───── The records ─────

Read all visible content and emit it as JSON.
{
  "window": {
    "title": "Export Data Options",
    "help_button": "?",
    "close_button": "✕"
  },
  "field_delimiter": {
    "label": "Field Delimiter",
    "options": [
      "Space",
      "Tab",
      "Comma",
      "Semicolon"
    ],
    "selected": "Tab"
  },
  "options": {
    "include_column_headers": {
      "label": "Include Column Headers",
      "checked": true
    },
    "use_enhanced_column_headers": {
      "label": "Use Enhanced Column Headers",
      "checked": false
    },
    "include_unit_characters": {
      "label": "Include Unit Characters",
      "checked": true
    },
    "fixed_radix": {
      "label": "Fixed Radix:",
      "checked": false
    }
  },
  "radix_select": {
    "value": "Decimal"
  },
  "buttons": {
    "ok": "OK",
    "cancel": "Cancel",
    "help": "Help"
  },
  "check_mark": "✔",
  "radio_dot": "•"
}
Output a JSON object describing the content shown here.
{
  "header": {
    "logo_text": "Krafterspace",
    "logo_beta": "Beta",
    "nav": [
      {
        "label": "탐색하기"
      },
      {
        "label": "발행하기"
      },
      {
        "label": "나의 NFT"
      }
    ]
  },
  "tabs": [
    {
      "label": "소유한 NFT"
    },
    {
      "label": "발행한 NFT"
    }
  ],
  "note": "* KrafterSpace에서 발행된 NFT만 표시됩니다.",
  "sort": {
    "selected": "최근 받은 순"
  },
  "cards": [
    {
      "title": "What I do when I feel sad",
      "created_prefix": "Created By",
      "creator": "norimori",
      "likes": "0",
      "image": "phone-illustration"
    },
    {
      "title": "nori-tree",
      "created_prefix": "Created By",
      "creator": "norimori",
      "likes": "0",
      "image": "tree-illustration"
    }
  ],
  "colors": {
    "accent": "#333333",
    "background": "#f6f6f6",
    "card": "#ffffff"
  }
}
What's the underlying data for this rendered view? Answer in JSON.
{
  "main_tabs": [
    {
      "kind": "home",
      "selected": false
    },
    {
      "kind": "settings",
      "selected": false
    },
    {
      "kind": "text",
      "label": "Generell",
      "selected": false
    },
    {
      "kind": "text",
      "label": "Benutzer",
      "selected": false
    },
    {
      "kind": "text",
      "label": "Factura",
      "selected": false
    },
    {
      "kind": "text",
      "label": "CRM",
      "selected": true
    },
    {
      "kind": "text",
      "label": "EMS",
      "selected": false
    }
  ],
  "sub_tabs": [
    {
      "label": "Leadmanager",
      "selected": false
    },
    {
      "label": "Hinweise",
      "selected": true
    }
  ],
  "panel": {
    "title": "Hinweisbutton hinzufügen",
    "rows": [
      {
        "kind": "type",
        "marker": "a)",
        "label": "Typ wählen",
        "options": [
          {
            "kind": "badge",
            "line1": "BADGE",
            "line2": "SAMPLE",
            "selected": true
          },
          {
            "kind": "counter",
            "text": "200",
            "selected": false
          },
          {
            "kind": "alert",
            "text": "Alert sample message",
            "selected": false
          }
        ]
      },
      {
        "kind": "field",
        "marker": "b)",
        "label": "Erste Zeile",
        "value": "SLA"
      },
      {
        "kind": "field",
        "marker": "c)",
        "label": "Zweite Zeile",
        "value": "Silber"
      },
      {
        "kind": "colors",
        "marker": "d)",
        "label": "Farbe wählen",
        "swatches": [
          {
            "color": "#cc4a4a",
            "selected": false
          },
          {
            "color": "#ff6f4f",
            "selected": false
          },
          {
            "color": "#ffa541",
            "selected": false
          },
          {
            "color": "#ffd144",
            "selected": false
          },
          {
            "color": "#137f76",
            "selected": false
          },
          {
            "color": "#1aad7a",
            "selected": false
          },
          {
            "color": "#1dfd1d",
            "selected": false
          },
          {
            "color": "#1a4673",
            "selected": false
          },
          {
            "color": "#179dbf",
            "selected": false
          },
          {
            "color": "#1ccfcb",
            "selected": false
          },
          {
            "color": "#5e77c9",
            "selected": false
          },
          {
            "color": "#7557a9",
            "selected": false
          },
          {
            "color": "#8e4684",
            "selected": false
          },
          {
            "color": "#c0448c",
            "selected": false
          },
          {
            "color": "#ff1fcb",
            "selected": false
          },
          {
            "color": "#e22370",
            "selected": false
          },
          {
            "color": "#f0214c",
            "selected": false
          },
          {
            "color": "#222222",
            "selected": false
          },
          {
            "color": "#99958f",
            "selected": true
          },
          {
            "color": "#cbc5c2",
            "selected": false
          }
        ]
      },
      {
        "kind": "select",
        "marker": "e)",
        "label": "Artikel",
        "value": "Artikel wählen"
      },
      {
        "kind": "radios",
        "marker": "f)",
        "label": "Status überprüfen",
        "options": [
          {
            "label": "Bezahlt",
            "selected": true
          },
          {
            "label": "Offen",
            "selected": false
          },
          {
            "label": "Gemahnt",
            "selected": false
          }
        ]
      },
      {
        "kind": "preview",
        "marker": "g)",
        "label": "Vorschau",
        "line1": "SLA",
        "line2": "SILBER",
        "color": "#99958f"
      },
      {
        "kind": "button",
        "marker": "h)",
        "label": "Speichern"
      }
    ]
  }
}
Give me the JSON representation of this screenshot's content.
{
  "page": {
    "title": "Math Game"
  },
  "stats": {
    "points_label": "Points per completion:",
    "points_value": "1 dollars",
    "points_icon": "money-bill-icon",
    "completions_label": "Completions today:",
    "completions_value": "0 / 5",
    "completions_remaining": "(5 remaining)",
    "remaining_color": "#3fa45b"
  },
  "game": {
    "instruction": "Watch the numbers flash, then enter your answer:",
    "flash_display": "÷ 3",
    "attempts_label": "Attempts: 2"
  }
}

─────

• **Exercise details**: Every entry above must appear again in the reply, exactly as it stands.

• **Result**:
Read all visible content and emit it as JSON.
{
  "window": {
    "title": "Export Data Options",
    "help_button": "?",
    "close_button": "✕"
  },
  "field_delimiter": {
    "label": "Field Delimiter",
    "options": [
      "Space",
      "Tab",
      "Comma",
      "Semicolon"
    ],
    "selected": "Tab"
  },
  "options": {
    "include_column_headers": {
      "label": "Include Column Headers",
      "checked": true
    },
    "use_enhanced_column_headers": {
      "label": "Use Enhanced Column Headers",
      "checked": false
    },
    "include_unit_characters": {
      "label": "Include Unit Characters",
      "checked": true
    },
    "fixed_radix": {
      "label": "Fixed Radix:",
      "checked": false
    }
  },
  "radix_select": {
    "value": "Decimal"
  },
  "buttons": {
    "ok": "OK",
    "cancel": "Cancel",
    "help": "Help"
  },
  "check_mark": "✔",
  "radio_dot": "•"
}
Output a JSON object describing the content shown here.
{
  "header": {
    "logo_text": "Krafterspace",
    "logo_beta": "Beta",
    "nav": [
      {
        "label": "탐색하기"
      },
      {
        "label": "발행하기"
      },
      {
        "label": "나의 NFT"
      }
    ]
  },
  "tabs": [
    {
      "label": "소유한 NFT"
    },
    {
      "label": "발행한 NFT"
    }
  ],
  "note": "* KrafterSpace에서 발행된 NFT만 표시됩니다.",
  "sort": {
    "selected": "최근 받은 순"
  },
  "cards": [
    {
      "title": "What I do when I feel sad",
      "created_prefix": "Created By",
      "creator": "norimori",
      "likes": "0",
      "image": "phone-illustration"
    },
    {
      "title": "nori-tree",
      "created_prefix": "Created By",
      "creator": "norimori",
      "likes": "0",
      "image": "tree-illustration"
    }
  ],
  "colors": {
    "accent": "#333333",
    "background": "#f6f6f6",
    "card": "#ffffff"
  }
}
What's the underlying data for this rendered view? Answer in JSON.
{
  "main_tabs": [
    {
      "kind": "home",
      "selected": false
    },
    {
      "kind": "settings",
      "selected": false
    },
    {
      "kind": "text",
      "label": "Generell",
      "selected": false
    },
    {
      "kind": "text",
      "label": "Benutzer",
      "selected": false
    },
    {
      "kind": "text",
      "label": "Factura",
      "selected": false
    },
    {
      "kind": "text",
      "label": "CRM",
      "selected": true
    },
    {
      "kind": "text",
      "label": "EMS",
      "selected": false
    }
  ],
  "sub_tabs": [
    {
      "label": "Leadmanager",
      "selected": false
    },
    {
      "label": "Hinweise",
      "selected": true
    }
  ],
  "panel": {
    "title": "Hinweisbutton hinzufügen",
    "rows": [
      {
        "kind": "type",
        "marker": "a)",
        "label": "Typ wählen",
        "options": [
          {
            "kind": "badge",
            "line1": "BADGE",
            "line2": "SAMPLE",
            "selected": true
          },
          {
            "kind": "counter",
            "text": "200",
            "selected": false
          },
          {
            "kind": "alert",
            "text": "Alert sample message",
            "selected": false
          }
        ]
      },
      {
        "kind": "field",
        "marker": "b)",
        "label": "Erste Zeile",
        "value": "SLA"
      },
      {
        "kind": "field",
        "marker": "c)",
        "label": "Zweite Zeile",
        "value": "Silber"
      },
      {
        "kind": "colors",
        "marker": "d)",
        "label": "Farbe wählen",
        "swatches": [
          {
            "color": "#cc4a4a",
            "selected": false
          },
          {
            "color": "#ff6f4f",
            "selected": false
          },
          {
            "color": "#ffa541",
            "selected": false
          },
          {
            "color": "#ffd144",
            "selected": false
          },
          {
            "color": "#137f76",
            "selected": false
          },
          {
            "color": "#1aad7a",
            "selected": false
          },
          {
            "color": "#1dfd1d",
            "selected": false
          },
          {
            "color": "#1a4673",
            "selected": false
          },
          {
            "color": "#179dbf",
            "selected": false
          },
          {
            "color": "#1ccfcb",
            "selected": false
          },
          {
            "color": "#5e77c9",
            "selected": false
          },
          {
            "color": "#7557a9",
            "selected": false
          },
          {
            "color": "#8e4684",
            "selected": false
          },
          {
            "color": "#c0448c",
            "selected": false
          },
          {
            "color": "#ff1fcb",
            "selected": false
          },
          {
            "color": "#e22370",
            "selected": false
          },
          {
            "color": "#f0214c",
            "selected": false
          },
          {
            "color": "#222222",
            "selected": false
          },
          {
            "color": "#99958f",
            "selected": true
          },
          {
            "color": "#cbc5c2",
            "selected": false
          }
        ]
      },
      {
        "kind": "select",
        "marker": "e)",
        "label": "Artikel",
        "value": "Artikel wählen"
      },
      {
        "kind": "radios",
        "marker": "f)",
        "label": "Status überprüfen",
        "options": [
          {
            "label": "Bezahlt",
            "selected": true
          },
          {
            "label": "Offen",
            "selected": false
          },
          {
            "label": "Gemahnt",
            "selected": false
          }
        ]
      },
      {
        "kind": "preview",
        "marker": "g)",
        "label": "Vorschau",
        "line1": "SLA",
        "line2": "SILBER",
        "color": "#99958f"
      },
      {
        "kind": "button",
        "marker": "h)",
        "label": "Speichern"
      }
    ]
  }
}
Give me the JSON representation of this screenshot's content.
{
  "page": {
    "title": "Math Game"
  },
  "stats": {
    "points_label": "Points per completion:",
    "points_value": "1 dollars",
    "points_icon": "money-bill-icon",
    "completions_label": "Completions today:",
    "completions_value": "0 / 5",
    "completions_remaining": "(5 remaining)",
    "remaining_color": "#3fa45b"
  },
  "game": {
    "instruction": "Watch the numbers flash, then enter your answer:",
    "flash_display": "÷ 3",
    "attempts_label": "Attempts: 2"
  }
}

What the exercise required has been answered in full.